To avoid the excess pressure engineers design and install a fuel pressure return line to relieve ANY excess pressure to the carb. Remember that this is a closed system, it's engineered. The return line’s line loss, length, diameter, etc. all are figured into the design.
To continue the example, when I installed my EFI system the system was running a mite too rich. Now, I’m a simple guy and too poor to buy a pressure gauge… but that don’t mean I’m dumb. I took the only variable I could control and played with it. The only variable was the return line. I removed the OEM line and replaced it with a larger diameter hose running into a 1gal gas can.
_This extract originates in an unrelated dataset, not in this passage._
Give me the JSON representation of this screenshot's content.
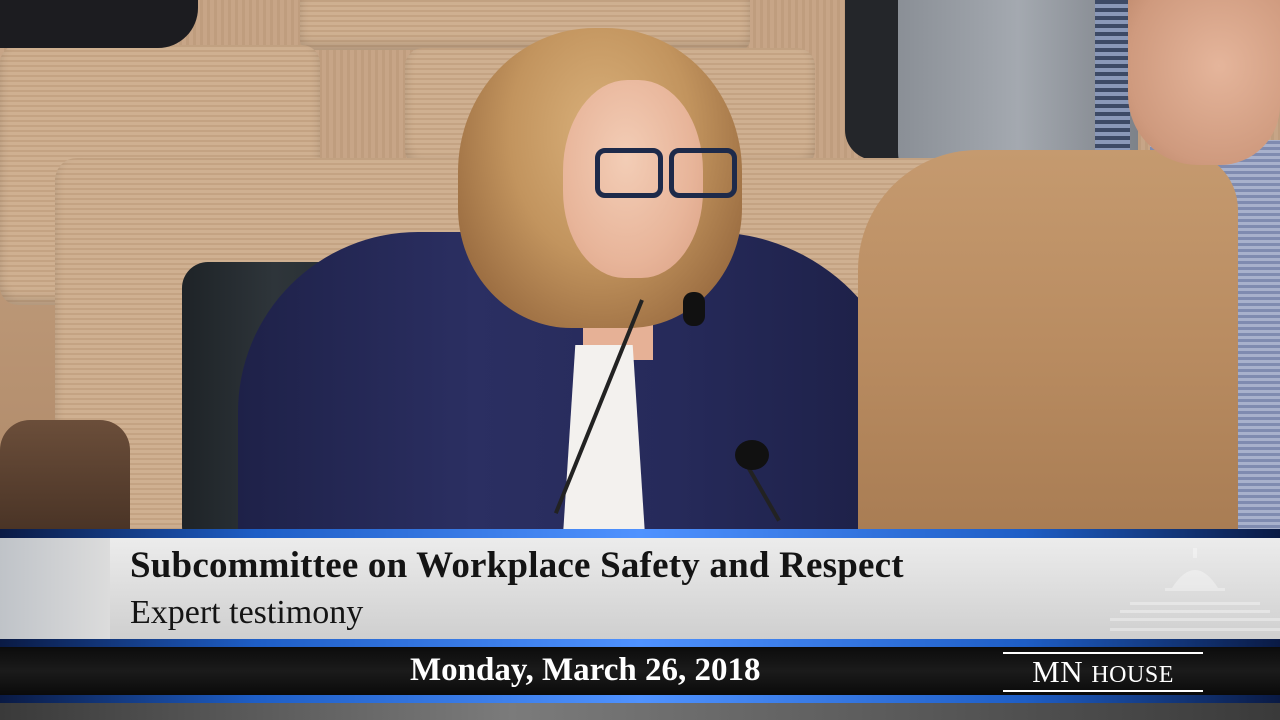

This should have reduced the pressure to the TBI because the diameter was bigger and the line was shorter. So, I started the engine and monitored the O2 sensor voltage in closed loop. Yep, it was right on. I installed the GM diagnostic monitor set to “road test mode” and watched what was happening as the engine idled. This also confirmed that the engine was running leaner.
The OEM return line was 1/4". I then took a few sections of 3/8" hard brake line and make a temporary return line and stuck it into the gas inlet and started the engine. Again the two monitors I used were showing the engine was running leaner. I returned the OEM line back to the carb and re-tested. The engine ran richer. The monitors confirmed this.
The rest of the day was spent running new 3/8” break line from the carb to the gas tank. I was surprised to find the OEM line was very rusted on the inside. That raised line loss, or resistance the pump had to over come. Also where the line ran up and over the frame I found the line had been crushed down. This was not visible, as it was under the line clamp. The constriction added more resistance that needed to be overcome by the pump. The pump could not overcome the resistance in the OEM line, and forced more fuel to the injectors. The injectors are stupid and just open and close for a length of time the computer tells them to open. So if you raise the pressure to the injector more fuel can get by the pintle for a given amount of on time. Lower the pressure, and the fuel passing through the injector decreases.
So in short, yep a properly engineered return fuel line is VERY important to the proper operation of the carb or EFI'd engine.